## Action item
Extract each line of the material that follows exactly and omit its pictures.

## Records for processing
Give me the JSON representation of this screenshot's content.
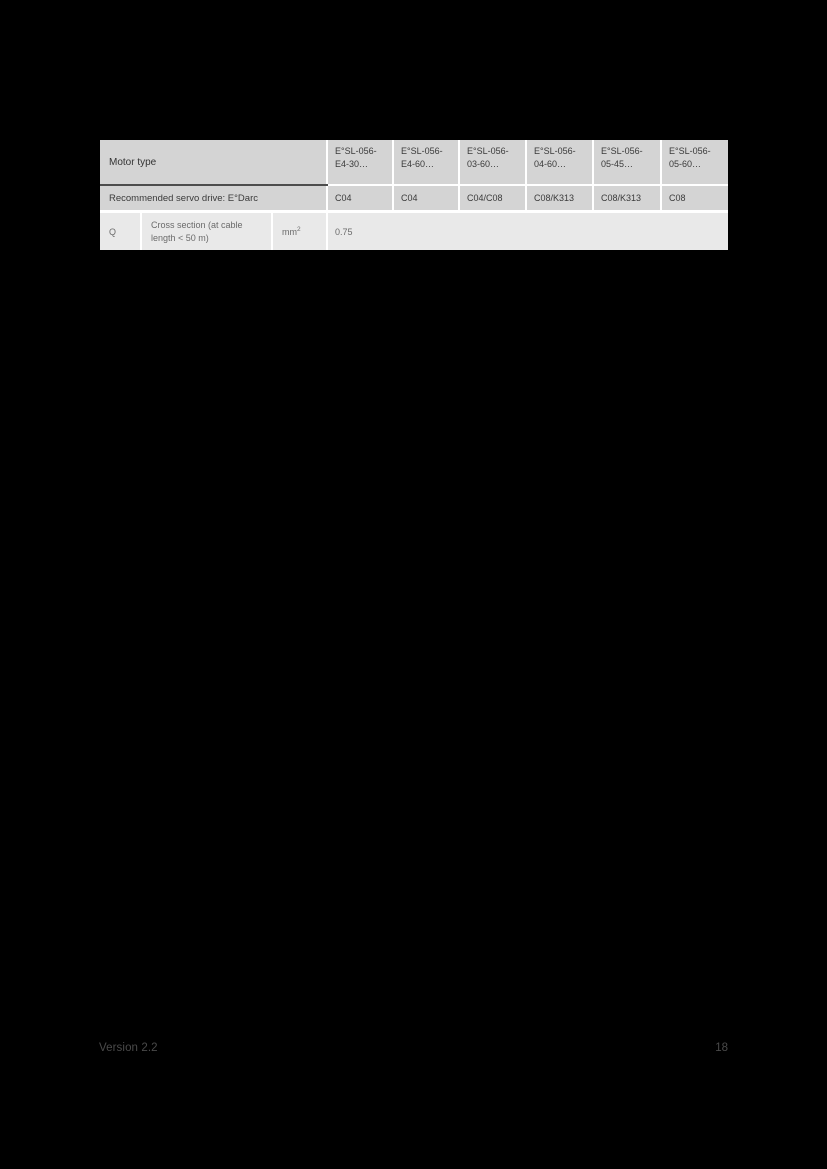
{
  "document": {
    "page_background": "#000000",
    "table_header_bg": "#d4d4d4",
    "table_row_bg": "#e9e9e9",
    "text_color": "#3a3a3a"
  },
  "table": {
    "row_label_motor_type": "Motor type",
    "row_label_servo_drive": "Recommended servo drive: E°Darc",
    "motor_columns": [
      "E°SL-056-E4-30…",
      "E°SL-056-E4-60…",
      "E°SL-056-03-60…",
      "E°SL-056-04-60…",
      "E°SL-056-05-45…",
      "E°SL-056-05-60…"
    ],
    "motor_columns_line1": [
      "E°SL-056-",
      "E°SL-056-",
      "E°SL-056-",
      "E°SL-056-",
      "E°SL-056-",
      "E°SL-056-"
    ],
    "motor_columns_line2": [
      "E4-30…",
      "E4-60…",
      "03-60…",
      "04-60…",
      "05-45…",
      "05-60…"
    ],
    "servo_drive_values": [
      "C04",
      "C04",
      "C04/C08",
      "C08/K313",
      "C08/K313",
      "C08"
    ],
    "cross_section_row": {
      "symbol": "Q",
      "description": "Cross section (at cable length < 50 m)",
      "description_line1": "Cross section (at cable",
      "description_line2": "length < 50 m)",
      "unit_base": "mm",
      "unit_exponent": "2",
      "value": "0.75"
    }
  },
  "footer": {
    "version": "Version 2.2",
    "page_number": "18"
  }
}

## Your solution
Give me the JSON representation of this screenshot's content.
{
  "document": {
    "page_background": "#000000",
    "table_header_bg": "#d4d4d4",
    "table_row_bg": "#e9e9e9",
    "text_color": "#3a3a3a"
  },
  "table": {
    "row_label_motor_type": "Motor type",
    "row_label_servo_drive": "Recommended servo drive: E°Darc",
    "motor_columns": [
      "E°SL-056-E4-30…",
      "E°SL-056-E4-60…",
      "E°SL-056-03-60…",
      "E°SL-056-04-60…",
      "E°SL-056-05-45…",
      "E°SL-056-05-60…"
    ],
    "motor_columns_line1": [
      "E°SL-056-",
      "E°SL-056-",
      "E°SL-056-",
      "E°SL-056-",
      "E°SL-056-",
      "E°SL-056-"
    ],
    "motor_columns_line2": [
      "E4-30…",
      "E4-60…",
      "03-60…",
      "04-60…",
      "05-45…",
      "05-60…"
    ],
    "servo_drive_values": [
      "C04",
      "C04",
      "C04/C08",
      "C08/K313",
      "C08/K313",
      "C08"
    ],
    "cross_section_row": {
      "symbol": "Q",
      "description": "Cross section (at cable length < 50 m)",
      "description_line1": "Cross section (at cable",
      "description_line2": "length < 50 m)",
      "unit_base": "mm",
      "unit_exponent": "2",
      "value": "0.75"
    }
  },
  "footer": {
    "version": "Version 2.2",
    "page_number": "18"
  }
}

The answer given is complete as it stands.